    Anyone know if this is suitable for the mains? say 3A max @ 240v AC (UK). I had a quick skim through the datasheet, and didn't seem to find anything :/

    • mattkenny / about 14 years ago / 1

      I'm using the 20A version of this chip in a device to sense mains current @240V/50Hz (Australia). It handles it just fine.

    • Chiel / about 14 years ago / 1

      the ACS712 is rated to 5A and after searching around on the web for projects using this ic at 220v i would say its usable in europe. the datasheet mentions a Peak Basic isolation voltage of ~380 Volt which could be the maximum voltage the ic can handle. i hope this answers your question.

Customer Reviews

2.7 out of 5

Based on 3 ratings:

Currently viewing all customer reviews.

1 of 1 found this helpful:

Not Arduino

Haven't quite got to the point of using and testing the units yet (6). My project is a 1.5 KW Vdmos Linear amplifier. I'm using the 712's for closed loop bias control. The fit and finish of Sparkfun products is always spot on and I've never had one problem with their products. I hope to have this project online in the next month.

2 of 2 found this helpful:

Anyone get this to work? I could not.

Has anyone had success with this sensor? With and without a 120VAC load, I always get a constant 2.5VDC output. A 300W (2.5 A) AC load should produce a 463 mV output, and a 640W (5 A) load should produce 925 mV output. I measure no change in output with a voltmeter. I have it powered and grounded by a 5V Arduino with the capacitors as recommended by the datasheet and the example. :-(

1 of 1 found this helpful:

Works, but difficult to use

This little device works well, but the biggest problem I have with it is that it is little. It REALLY REALLY REALLY needs mounting brackets or something like in this video

I have tried using nuts and bolts to attach wires, soldering, and crimp things. Everything is a pain, extremely difficult to use, and extremely easy to short.

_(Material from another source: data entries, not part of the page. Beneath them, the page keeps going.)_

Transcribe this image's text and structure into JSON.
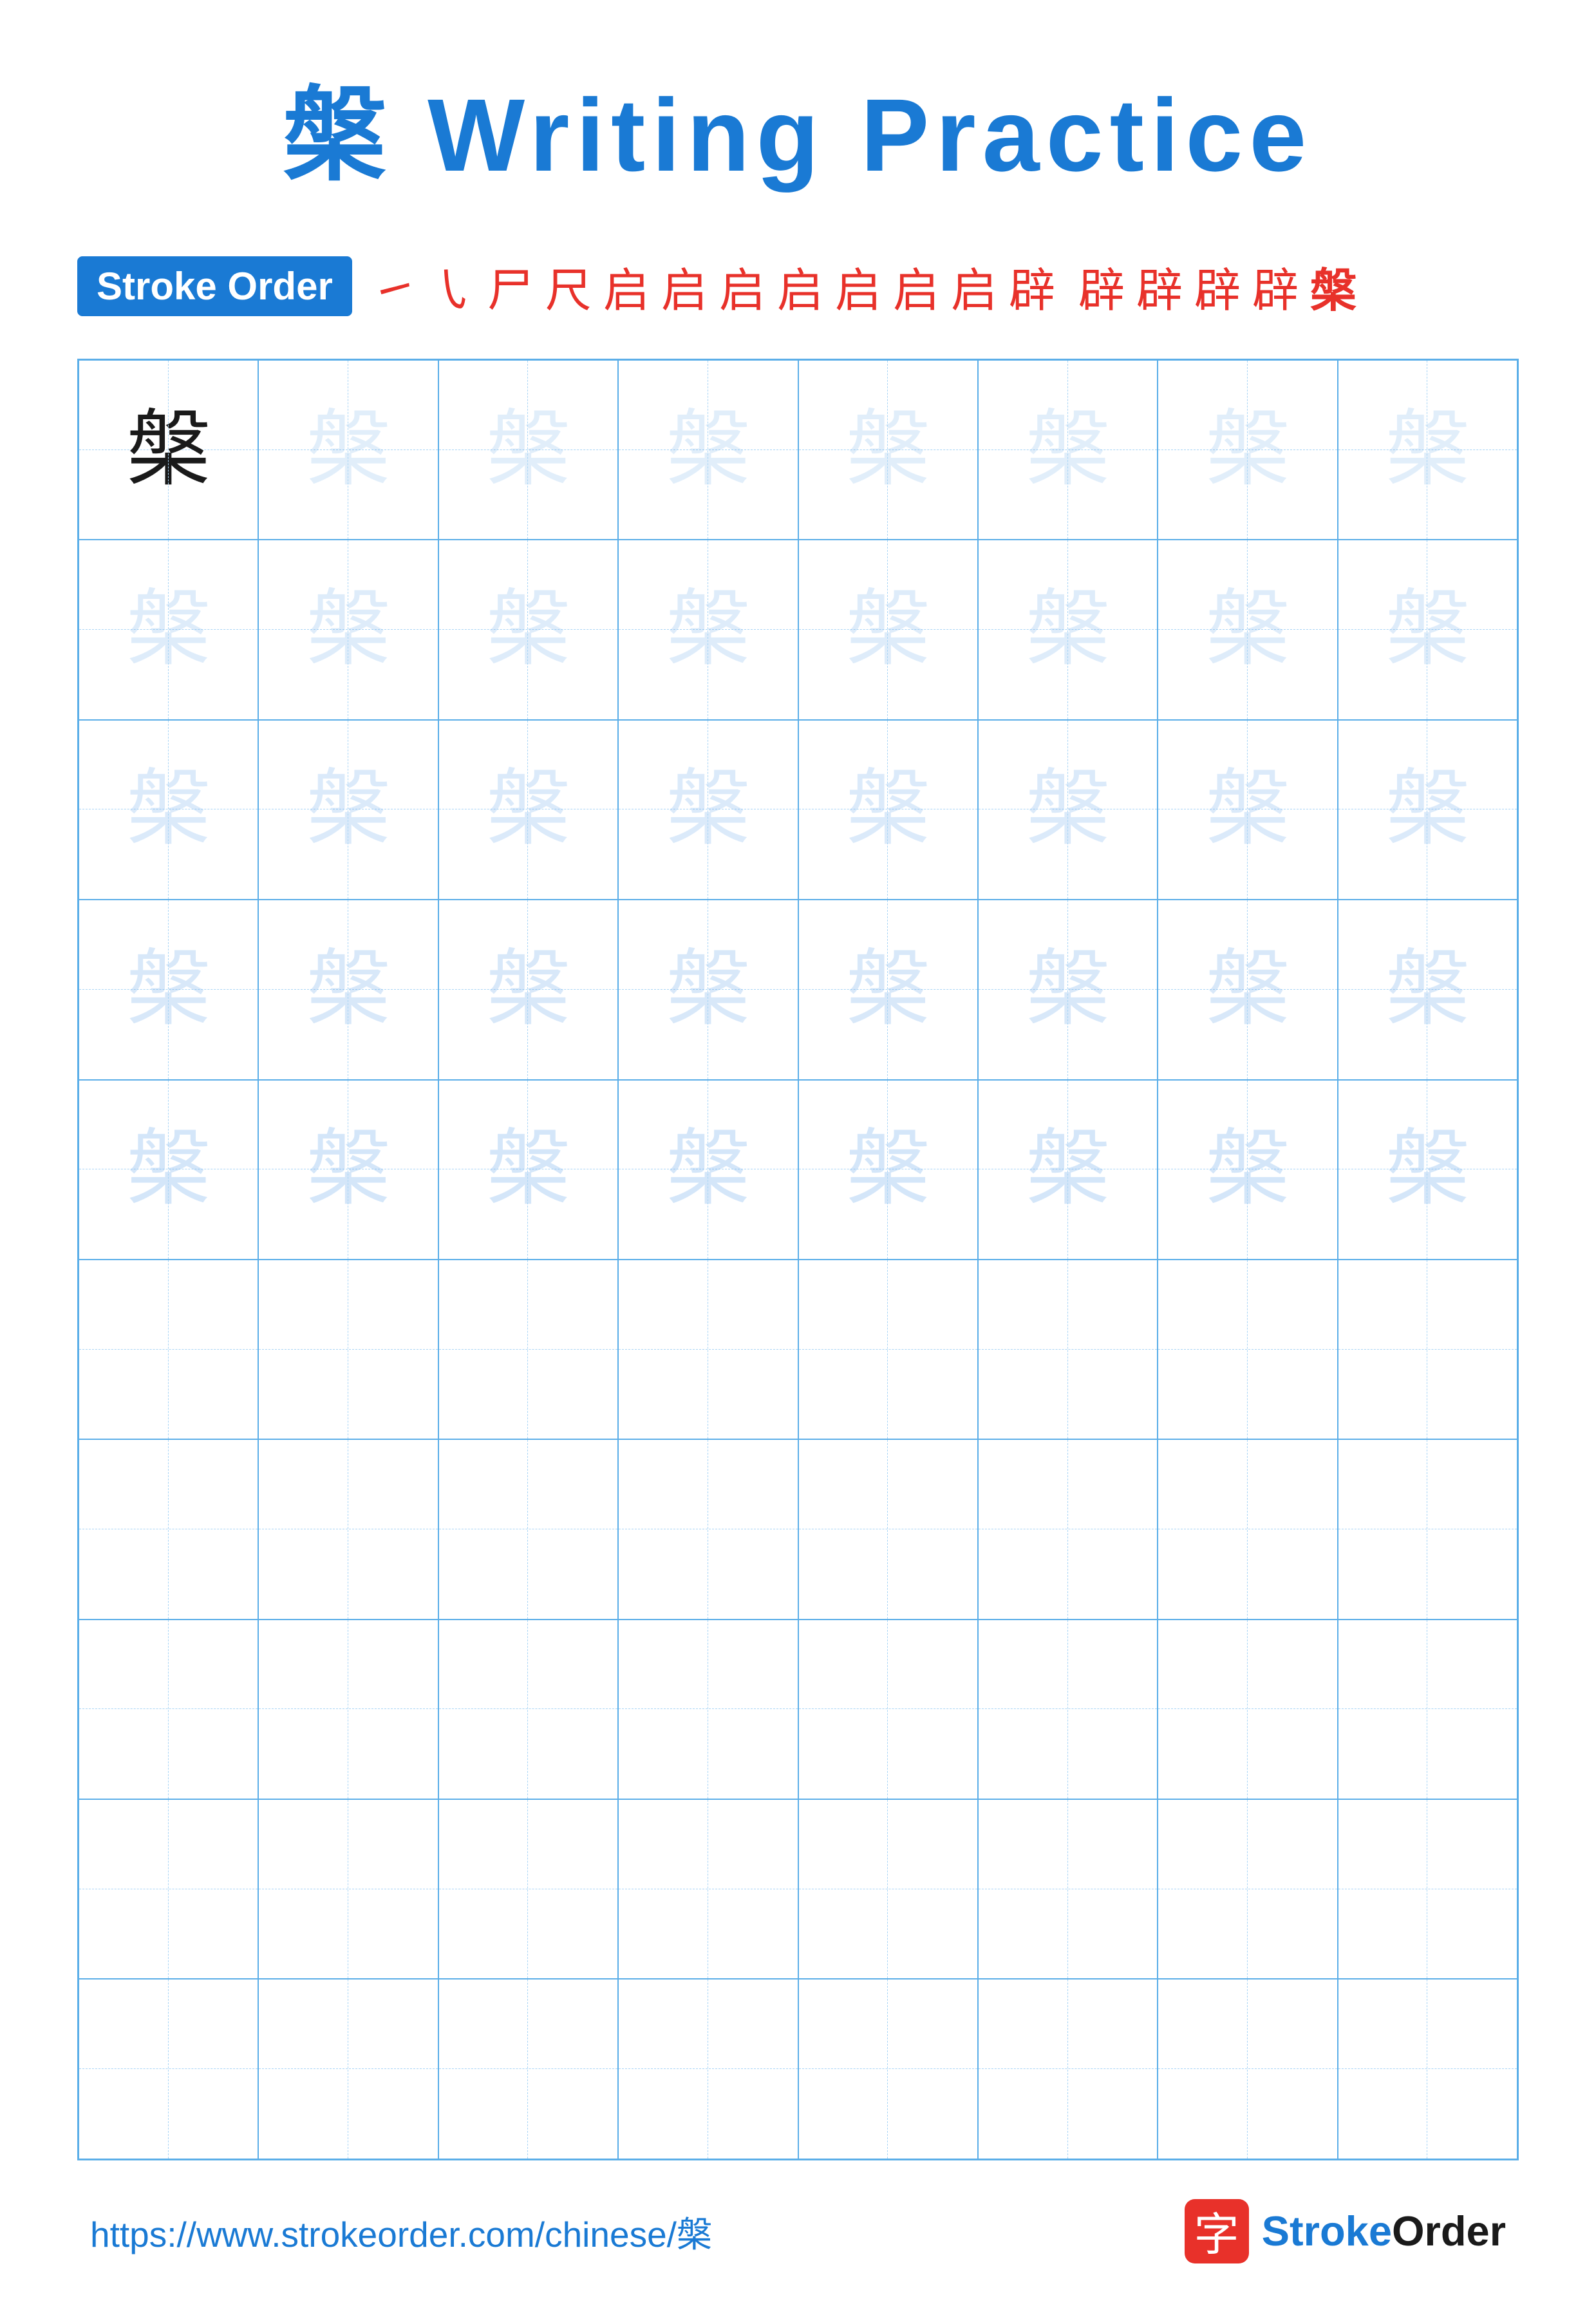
{
  "title": {
    "char": "槃",
    "label": "Writing Practice",
    "full": "槃 Writing Practice"
  },
  "stroke_order": {
    "badge_label": "Stroke Order",
    "strokes": [
      "㇀",
      "㇂",
      "尸",
      "尺",
      "启",
      "启",
      "启`",
      "启˙",
      "启⁺",
      "启⁷",
      "启⁺⁻",
      "辟",
      "辟̣",
      "辟̈",
      "辟̈",
      "槃"
    ]
  },
  "grid": {
    "cols": 8,
    "rows": 10,
    "char": "槃",
    "filled_rows": 5,
    "first_cell_dark": true
  },
  "footer": {
    "url": "https://www.strokeorder.com/chinese/槃",
    "logo_char": "字",
    "logo_text": "StrokeOrder"
  }
}
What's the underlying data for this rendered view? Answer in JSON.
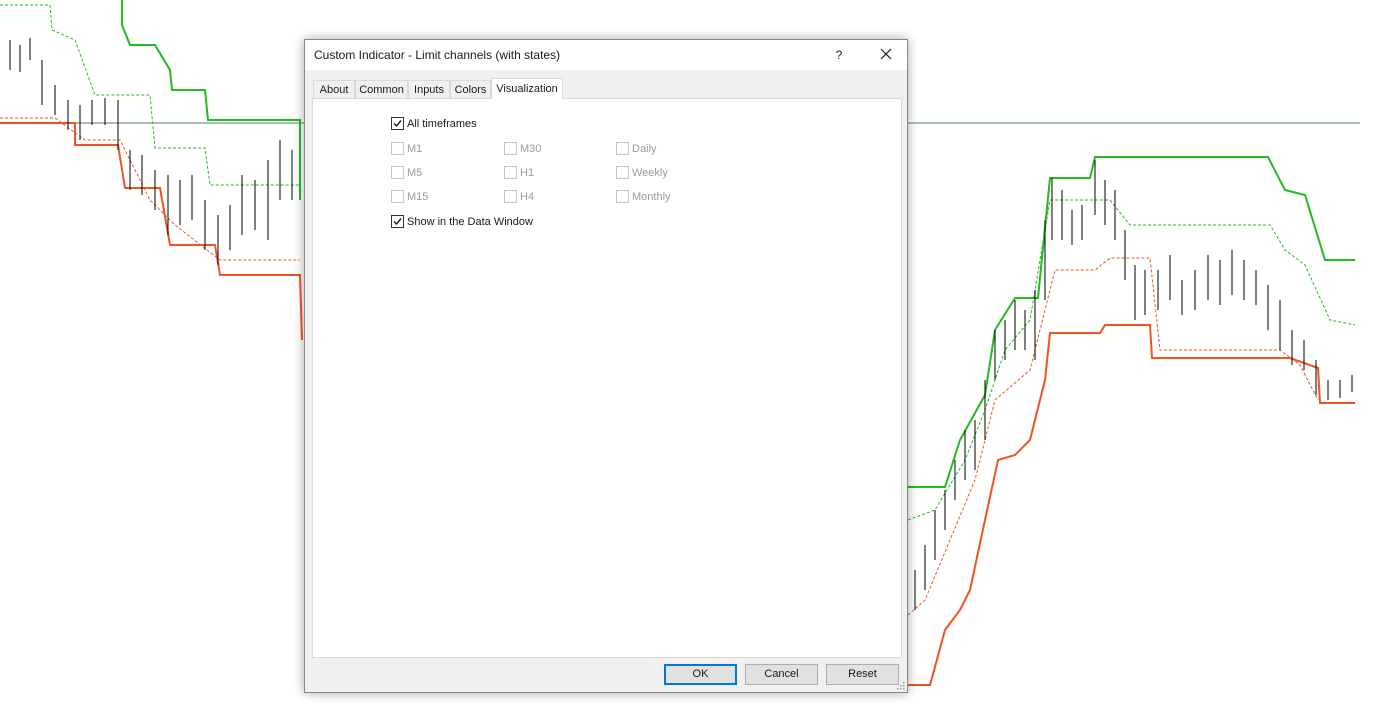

Also, I had to dig pretty deep to even get an explanation on how it worked and how to set it up aside from the super basic explanation on sparkfun.

Also, would be nice if one like I mentioned above came in 30-50A version.